Jets’ tight ends in tightly contested competition
FLORHAM PARK, N.J. (AP) — The New York Jets will spend the next few weeks sorting through their intriguing quarterback situation, with Sam Darnold, Josh McCown and Teddy Bridgewater the clear focus of attention.
But the tight ends are in perhaps the most tightly contested competition of camp.
New York has a group of five mostly unheralded players trying to win roster spots and be among the guys catching passes from whoever ends up under center this season.
“It’s tough,” coach Todd Bowles said. “We’ve got a lot of competition there. Those guys work hard every day. From top to bottom, it’s probably the deepest we’ve had since I’ve been here.”
Clive Walford and Neal Sterling are the most experienced of the bunch, with both entering their fourth NFL season — but are hardly household names. Eric Tomlinson has established himself as a solid pass-blocking tight end since entering the league in 2015.
Jordan Leggett was a fifth-round draft pick last year, but spent most of the season on injured reserve and is again dealing with an undisclosed injury that has sidelined him the last few practices.
The Jets also drafted Chris Herndon this year in the fourth round, and has an opportunity to win the starting job.
New York actually opened camp with six tight ends, but waived Bucky Hodges after just two practices.
“I think they are all doing a decent job and I think that’s going to be a tough call and that will be one of the tougher position battles that we are going to have to judge going in,” Bowles said. “We’ll continue to monitor it, but I think all of those guys are doing well.”
The tight end position had been mostly an afterthought in the Jets’ offense in recent seasons until Austin Seferian-Jenkins caught a career-high 50 passes to rank third on the team in receptions. But he signed with Jacksonville in March after New York allowed him to leave as a free agent.
“All of them have good hands,” tight ends coach Jimmie Johnson said during minicamp in June. “I can’t sit here and say one of them catches the ball better than the other.”
Here’s a look at the five tight ends competing for roster spots:
6-foot-4, 253 pounds, 22 years old, rookie, Miami.
Herndon had four catches in team drills during the Jets’ scrimmage at Rutgers on Saturday night, continuing a strong camp.
“He’s had good practices,” Bowles said. “When the lights come on next Friday night when we play our first preseason game (vs. Atlanta) those guys will get a real chance to play.”
Herndon had 86 catches for 1,048 yards and seven touchdowns in four seasons with the Hurricanes, and was regarded as a mostly solid blocker. He injured a knee late last season and was limited in spring workouts, but is now healthy.
It’s uncertain, however, if he’ll be available at the start of the regular season. Herndon was arrested in May for driving while intoxicated in New Jersey and is facing possible discipline from the NFL.

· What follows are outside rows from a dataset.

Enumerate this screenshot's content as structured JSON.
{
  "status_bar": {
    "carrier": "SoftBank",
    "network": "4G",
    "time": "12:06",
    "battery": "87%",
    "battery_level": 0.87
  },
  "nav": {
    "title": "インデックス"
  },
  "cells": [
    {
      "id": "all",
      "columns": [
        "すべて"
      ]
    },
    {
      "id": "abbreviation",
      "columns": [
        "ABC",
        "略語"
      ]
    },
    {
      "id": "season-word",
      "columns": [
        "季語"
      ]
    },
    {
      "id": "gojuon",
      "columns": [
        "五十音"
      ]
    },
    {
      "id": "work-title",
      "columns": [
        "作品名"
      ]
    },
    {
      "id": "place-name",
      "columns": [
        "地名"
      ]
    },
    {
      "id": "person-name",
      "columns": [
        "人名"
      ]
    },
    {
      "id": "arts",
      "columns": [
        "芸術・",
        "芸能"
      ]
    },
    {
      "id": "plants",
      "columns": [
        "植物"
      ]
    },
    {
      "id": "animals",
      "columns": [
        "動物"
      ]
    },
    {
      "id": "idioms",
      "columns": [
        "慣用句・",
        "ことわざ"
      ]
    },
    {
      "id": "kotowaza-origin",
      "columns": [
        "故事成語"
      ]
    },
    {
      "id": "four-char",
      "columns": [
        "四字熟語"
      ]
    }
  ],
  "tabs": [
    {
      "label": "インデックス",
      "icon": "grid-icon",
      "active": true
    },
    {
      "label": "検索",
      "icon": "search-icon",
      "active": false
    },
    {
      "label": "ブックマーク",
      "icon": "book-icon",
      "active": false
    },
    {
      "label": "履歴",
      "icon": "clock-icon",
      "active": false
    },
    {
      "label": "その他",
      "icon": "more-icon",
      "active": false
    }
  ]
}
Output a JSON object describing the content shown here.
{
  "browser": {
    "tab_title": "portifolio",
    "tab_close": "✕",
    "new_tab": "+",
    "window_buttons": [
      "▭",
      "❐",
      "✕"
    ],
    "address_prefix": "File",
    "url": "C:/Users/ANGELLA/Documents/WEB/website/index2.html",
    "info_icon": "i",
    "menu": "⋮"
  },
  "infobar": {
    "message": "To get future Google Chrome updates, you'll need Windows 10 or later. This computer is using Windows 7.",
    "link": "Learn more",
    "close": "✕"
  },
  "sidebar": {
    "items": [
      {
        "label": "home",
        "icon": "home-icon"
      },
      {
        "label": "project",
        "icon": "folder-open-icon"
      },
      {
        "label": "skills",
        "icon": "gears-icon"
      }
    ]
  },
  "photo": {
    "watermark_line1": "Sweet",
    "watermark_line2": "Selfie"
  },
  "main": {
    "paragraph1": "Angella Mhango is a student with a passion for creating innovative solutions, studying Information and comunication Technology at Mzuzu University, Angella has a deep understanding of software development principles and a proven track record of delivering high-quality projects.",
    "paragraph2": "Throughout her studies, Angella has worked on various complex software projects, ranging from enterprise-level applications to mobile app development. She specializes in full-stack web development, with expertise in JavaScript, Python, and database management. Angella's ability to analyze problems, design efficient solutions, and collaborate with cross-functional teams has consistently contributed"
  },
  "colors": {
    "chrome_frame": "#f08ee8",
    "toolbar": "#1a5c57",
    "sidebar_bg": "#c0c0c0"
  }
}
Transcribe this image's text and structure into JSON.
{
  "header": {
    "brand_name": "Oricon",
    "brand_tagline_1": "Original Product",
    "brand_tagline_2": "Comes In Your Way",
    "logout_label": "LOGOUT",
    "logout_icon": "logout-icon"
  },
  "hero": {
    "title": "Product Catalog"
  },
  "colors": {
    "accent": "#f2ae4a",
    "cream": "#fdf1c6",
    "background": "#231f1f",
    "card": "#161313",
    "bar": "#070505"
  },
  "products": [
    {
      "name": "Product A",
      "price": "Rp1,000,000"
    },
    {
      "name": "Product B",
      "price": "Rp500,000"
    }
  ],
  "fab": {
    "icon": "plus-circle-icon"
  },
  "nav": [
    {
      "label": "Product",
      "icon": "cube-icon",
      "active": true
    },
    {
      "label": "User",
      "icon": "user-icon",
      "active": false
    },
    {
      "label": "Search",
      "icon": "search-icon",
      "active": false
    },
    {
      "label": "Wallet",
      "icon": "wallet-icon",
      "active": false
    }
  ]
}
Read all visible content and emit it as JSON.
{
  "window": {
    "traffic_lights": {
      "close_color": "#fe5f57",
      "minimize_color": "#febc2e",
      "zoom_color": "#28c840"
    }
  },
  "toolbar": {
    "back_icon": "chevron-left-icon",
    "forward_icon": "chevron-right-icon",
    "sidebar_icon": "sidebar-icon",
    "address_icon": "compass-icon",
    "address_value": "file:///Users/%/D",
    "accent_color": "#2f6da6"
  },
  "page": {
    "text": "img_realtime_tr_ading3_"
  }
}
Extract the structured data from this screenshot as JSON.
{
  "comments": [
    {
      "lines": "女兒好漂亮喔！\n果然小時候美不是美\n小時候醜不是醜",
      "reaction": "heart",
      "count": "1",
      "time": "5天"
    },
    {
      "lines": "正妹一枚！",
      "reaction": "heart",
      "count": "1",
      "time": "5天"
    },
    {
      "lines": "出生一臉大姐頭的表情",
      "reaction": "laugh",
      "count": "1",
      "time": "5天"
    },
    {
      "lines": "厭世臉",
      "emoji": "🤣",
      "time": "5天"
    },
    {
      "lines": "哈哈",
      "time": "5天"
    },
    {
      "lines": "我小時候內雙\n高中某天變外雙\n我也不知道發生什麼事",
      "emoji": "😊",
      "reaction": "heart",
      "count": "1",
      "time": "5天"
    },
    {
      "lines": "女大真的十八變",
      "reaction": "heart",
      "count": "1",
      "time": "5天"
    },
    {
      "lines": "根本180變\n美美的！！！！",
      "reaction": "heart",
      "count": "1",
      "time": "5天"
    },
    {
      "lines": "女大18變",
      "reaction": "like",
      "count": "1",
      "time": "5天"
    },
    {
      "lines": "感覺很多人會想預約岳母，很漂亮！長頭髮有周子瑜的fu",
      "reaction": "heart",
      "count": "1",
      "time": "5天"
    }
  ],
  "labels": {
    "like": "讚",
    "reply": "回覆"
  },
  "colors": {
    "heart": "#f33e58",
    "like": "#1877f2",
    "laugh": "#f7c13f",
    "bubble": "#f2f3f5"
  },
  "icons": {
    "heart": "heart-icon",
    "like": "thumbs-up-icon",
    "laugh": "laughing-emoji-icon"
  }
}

6-5, 258, 23, second season, Clemson.
Leggett might be the biggest wild-card in the bunch because he hasn’t been able to stay healthy, but has displayed solid pass-catching skills when he’s been on the field.
Leggett actually entered camp last year expected to be the starter on opening day because Seferian-Jenkins had to serve a two-game suspension for a DUI. But Leggett injured a knee early in the preseason and had his season officially end in October when he was placed on IR.
6-4, 257, 26, fourth season, Monmouth.
Sterling has shown good hands this summer after limited action with the Jets last season.
He was a seventh-round pick of Jacksonville in 2015 and had no catches in nine games. Sterling caught 12 passes for 110 yards in his second season with the Jaguars, but was waived last September as one of the team’s camp cuts.
The Jets signed him and waived him a month later, but then plucked him from Kansas City’s practice squad last October.
6-6, 263, 26, third season, UTEP.
Tomlinson came to the Jets in 2016 with a reputation for being a good blocker during stints in camps with Philadelphia and Houston.
He played in seven games with New York two years ago, including five starts, but didn’t flash much pass-catching ability until last season when he had eight receptions for 121 yards and his first NFL touchdown. Tomlinson is also a solid special teamer.
“Tomlinson played well for us last year,” Bowles said. “He is kind of our rock, and he’s solid this year. He’s really our unsung ‘Steady Eddy’ guy.”
6-4, 250, 26, fourth season, Miami.
Walford was a third-round pick by Oakland in 2015 and showed promise in the Raiders’ offense while catching three TD passes in each of his first two seasons.
A switch in offensive coordinators last season led to a reduced role for Walford, who was third on the depth chart behind Jared Cook and Lee Smith to start the year. Walford had just three catches through the first 12 games, and finished with nine receptions and no TDs after a concussion sidelined him the final three weeks.
He was released by Oakland in March, and claimed off waivers by New York.